[WHAT YOU ARE ASKED TO DO]: Please report how many lines in the records below contain the word "badge", giving only that number.

* * * * * * *

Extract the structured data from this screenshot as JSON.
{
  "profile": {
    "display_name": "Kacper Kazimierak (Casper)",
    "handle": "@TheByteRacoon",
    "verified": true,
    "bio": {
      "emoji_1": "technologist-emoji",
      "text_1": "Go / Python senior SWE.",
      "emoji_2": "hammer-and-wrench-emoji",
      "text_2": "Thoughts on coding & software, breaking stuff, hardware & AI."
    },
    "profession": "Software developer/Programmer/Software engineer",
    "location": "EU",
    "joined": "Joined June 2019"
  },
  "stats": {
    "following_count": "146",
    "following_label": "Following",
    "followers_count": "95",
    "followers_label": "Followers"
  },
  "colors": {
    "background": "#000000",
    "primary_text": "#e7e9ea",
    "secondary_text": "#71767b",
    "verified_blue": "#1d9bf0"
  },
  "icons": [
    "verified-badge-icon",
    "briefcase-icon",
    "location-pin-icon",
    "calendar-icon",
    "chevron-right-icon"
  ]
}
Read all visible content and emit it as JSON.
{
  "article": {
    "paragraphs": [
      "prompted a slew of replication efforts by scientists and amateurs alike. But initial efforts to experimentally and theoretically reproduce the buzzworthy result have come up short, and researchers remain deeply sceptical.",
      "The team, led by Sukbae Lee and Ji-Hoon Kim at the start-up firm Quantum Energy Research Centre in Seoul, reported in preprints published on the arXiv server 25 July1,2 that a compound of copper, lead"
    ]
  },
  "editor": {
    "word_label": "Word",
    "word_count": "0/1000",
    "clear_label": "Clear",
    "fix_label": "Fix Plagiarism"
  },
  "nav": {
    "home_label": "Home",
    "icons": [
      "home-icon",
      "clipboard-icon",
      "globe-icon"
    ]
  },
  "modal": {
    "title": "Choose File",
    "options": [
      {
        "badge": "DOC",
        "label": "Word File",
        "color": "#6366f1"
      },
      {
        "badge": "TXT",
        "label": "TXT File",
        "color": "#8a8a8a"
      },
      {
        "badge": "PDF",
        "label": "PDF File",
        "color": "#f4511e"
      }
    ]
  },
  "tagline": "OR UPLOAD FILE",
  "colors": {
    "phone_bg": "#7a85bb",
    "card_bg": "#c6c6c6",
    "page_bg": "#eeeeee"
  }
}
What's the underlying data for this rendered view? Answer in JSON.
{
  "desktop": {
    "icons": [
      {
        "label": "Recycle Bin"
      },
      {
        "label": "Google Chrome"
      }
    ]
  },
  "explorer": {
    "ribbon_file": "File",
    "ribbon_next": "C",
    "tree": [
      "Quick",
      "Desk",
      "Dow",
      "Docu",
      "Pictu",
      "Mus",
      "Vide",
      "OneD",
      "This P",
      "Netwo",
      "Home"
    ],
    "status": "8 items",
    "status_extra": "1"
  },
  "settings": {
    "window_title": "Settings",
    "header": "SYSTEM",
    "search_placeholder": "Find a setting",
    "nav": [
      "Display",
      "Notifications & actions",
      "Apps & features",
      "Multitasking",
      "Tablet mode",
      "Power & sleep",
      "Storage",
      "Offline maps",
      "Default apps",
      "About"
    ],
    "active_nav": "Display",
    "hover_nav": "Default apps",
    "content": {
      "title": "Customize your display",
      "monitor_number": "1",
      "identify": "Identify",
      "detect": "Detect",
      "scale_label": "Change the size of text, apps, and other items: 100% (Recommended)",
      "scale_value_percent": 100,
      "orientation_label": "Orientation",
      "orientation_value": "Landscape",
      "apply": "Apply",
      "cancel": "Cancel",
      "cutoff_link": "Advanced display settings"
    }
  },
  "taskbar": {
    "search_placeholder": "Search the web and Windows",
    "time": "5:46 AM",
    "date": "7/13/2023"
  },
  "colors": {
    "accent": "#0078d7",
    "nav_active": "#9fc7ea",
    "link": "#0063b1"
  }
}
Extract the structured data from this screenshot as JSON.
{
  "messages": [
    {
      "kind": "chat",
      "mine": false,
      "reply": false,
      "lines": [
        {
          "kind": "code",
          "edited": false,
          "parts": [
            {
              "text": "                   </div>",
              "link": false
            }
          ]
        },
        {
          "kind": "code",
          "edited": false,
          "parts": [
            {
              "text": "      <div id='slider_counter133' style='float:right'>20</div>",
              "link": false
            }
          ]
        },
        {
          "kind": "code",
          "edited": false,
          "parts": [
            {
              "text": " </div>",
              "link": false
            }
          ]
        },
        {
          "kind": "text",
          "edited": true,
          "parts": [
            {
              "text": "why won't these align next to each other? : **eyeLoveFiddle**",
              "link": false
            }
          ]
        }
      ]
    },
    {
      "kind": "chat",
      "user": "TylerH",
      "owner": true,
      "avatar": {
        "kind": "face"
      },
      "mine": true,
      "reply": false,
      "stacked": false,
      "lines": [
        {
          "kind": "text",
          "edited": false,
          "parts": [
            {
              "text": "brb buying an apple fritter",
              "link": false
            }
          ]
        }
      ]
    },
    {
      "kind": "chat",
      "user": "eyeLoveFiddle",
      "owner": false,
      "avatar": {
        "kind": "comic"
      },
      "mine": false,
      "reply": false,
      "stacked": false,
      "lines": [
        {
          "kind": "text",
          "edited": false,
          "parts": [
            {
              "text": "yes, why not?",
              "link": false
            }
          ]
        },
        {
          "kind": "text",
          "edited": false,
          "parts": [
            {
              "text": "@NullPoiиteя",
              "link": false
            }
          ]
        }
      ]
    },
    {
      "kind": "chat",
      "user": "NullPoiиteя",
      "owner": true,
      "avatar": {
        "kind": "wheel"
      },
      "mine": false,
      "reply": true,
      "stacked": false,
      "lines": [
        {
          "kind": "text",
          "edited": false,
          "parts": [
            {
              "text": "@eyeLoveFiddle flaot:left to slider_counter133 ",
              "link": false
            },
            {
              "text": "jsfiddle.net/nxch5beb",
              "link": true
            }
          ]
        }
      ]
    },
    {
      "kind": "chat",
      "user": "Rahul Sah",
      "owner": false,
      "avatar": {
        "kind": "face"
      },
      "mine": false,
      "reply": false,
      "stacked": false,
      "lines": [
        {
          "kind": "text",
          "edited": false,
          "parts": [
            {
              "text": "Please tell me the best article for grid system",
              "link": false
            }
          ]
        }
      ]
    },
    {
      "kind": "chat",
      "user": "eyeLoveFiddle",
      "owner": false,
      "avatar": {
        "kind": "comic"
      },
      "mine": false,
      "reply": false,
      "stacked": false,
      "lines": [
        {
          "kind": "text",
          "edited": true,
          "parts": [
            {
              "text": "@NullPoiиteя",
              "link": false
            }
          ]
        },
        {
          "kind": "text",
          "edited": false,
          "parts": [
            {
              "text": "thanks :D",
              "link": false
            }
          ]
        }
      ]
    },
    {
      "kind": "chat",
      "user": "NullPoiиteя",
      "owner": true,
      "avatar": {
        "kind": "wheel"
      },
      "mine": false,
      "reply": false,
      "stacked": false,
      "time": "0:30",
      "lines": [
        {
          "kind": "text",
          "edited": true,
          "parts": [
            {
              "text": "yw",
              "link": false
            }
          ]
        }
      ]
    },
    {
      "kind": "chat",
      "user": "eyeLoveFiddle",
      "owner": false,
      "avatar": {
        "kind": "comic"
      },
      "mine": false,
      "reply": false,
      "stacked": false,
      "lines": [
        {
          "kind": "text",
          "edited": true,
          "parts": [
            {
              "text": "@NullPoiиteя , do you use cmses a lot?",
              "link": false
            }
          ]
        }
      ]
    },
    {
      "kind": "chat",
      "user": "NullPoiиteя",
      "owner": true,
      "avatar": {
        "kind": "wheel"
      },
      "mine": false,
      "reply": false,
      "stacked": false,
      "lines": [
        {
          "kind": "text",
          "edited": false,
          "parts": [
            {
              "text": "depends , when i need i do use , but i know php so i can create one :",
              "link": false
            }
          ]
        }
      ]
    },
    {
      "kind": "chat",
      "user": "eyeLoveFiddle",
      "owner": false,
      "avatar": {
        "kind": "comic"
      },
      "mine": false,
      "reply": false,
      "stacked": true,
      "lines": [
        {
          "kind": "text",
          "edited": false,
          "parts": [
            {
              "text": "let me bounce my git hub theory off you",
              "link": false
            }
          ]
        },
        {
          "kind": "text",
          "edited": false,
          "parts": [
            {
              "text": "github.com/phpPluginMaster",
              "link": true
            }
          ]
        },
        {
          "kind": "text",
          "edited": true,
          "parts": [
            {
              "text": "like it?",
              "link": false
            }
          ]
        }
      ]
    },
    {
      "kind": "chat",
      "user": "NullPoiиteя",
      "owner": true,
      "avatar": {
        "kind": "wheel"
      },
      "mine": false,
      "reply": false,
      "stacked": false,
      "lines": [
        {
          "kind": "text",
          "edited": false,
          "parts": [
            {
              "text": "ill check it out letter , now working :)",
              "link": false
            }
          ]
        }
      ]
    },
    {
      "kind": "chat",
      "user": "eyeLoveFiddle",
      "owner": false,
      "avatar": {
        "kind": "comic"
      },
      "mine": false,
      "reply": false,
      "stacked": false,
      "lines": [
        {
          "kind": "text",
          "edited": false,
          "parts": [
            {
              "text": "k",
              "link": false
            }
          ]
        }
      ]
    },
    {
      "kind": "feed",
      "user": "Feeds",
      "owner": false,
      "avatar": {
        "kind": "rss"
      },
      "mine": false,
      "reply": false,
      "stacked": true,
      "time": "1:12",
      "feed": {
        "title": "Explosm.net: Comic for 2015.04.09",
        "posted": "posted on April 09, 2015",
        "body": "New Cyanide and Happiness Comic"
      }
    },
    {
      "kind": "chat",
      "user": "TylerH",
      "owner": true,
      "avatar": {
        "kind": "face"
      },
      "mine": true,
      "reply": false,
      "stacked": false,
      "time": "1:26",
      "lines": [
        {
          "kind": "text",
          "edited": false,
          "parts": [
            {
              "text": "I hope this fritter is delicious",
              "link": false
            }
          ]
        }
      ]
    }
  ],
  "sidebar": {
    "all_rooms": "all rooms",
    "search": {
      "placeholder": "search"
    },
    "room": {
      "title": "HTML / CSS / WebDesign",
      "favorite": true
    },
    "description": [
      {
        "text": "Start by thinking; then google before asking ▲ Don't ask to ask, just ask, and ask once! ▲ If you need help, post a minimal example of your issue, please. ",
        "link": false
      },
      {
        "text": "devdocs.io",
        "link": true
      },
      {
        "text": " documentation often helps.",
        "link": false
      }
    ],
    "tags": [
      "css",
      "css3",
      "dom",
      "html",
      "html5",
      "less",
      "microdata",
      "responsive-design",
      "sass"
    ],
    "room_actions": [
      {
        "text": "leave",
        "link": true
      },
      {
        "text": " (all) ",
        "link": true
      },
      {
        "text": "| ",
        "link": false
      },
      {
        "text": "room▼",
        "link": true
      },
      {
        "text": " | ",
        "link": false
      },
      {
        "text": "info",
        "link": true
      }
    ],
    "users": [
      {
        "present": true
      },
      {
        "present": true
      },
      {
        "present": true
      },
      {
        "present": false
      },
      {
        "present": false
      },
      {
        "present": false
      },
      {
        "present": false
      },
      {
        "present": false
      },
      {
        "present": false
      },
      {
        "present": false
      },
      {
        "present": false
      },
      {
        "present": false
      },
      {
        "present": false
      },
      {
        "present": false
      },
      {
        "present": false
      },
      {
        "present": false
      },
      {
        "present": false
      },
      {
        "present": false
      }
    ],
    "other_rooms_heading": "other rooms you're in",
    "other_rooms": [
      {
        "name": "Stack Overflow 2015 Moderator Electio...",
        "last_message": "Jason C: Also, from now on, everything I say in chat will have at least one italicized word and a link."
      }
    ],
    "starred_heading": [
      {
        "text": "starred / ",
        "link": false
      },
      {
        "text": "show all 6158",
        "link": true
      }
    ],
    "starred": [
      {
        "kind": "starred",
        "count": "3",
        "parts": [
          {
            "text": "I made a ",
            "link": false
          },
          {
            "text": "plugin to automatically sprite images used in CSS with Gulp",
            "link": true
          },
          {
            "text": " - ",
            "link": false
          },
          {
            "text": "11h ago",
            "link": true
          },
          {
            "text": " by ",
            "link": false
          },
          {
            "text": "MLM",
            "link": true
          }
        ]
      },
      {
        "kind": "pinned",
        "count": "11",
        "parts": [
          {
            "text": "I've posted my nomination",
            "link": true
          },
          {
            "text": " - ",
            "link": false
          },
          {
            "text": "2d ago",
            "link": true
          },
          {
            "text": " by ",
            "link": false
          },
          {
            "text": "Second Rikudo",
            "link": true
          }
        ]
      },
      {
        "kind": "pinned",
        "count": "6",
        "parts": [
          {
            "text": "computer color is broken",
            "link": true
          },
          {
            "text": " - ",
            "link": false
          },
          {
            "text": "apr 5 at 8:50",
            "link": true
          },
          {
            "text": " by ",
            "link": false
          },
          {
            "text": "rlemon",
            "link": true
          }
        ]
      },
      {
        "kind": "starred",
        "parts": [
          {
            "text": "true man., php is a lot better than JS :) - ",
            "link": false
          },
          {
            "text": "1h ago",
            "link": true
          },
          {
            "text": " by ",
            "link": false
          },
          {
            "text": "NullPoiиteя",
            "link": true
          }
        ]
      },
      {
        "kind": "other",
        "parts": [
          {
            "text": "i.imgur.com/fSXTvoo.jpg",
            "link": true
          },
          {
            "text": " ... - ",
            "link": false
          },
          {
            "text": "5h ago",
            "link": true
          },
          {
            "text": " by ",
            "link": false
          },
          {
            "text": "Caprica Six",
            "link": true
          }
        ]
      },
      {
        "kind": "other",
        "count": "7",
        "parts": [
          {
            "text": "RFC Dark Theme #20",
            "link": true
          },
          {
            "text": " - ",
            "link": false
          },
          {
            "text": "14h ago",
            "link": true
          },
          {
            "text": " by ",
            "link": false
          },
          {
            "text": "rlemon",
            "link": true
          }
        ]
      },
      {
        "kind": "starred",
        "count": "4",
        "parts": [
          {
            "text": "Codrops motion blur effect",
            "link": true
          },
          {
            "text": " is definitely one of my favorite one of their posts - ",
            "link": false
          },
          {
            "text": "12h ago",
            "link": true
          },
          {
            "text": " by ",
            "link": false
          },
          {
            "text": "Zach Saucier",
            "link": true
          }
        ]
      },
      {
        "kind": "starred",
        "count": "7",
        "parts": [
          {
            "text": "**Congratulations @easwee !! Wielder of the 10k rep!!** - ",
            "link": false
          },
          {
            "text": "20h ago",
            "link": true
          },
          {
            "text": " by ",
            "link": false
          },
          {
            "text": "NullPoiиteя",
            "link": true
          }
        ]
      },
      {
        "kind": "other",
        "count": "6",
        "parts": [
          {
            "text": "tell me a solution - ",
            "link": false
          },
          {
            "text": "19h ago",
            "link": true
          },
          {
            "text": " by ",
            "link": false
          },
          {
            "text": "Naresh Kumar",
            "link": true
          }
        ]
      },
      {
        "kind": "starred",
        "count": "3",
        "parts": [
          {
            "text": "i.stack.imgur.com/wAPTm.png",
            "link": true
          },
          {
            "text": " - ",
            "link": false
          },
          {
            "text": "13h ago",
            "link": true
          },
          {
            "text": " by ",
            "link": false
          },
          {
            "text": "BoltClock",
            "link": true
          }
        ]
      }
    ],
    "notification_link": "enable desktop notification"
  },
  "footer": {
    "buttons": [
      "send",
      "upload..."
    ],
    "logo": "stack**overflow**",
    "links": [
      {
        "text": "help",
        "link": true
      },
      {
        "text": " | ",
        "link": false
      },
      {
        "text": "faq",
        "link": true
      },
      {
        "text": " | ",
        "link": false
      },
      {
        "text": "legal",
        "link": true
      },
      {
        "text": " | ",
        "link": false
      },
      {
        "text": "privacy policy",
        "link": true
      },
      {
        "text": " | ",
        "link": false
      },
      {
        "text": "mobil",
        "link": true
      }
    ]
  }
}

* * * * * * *

[EXERCISE RESPONSE]: 4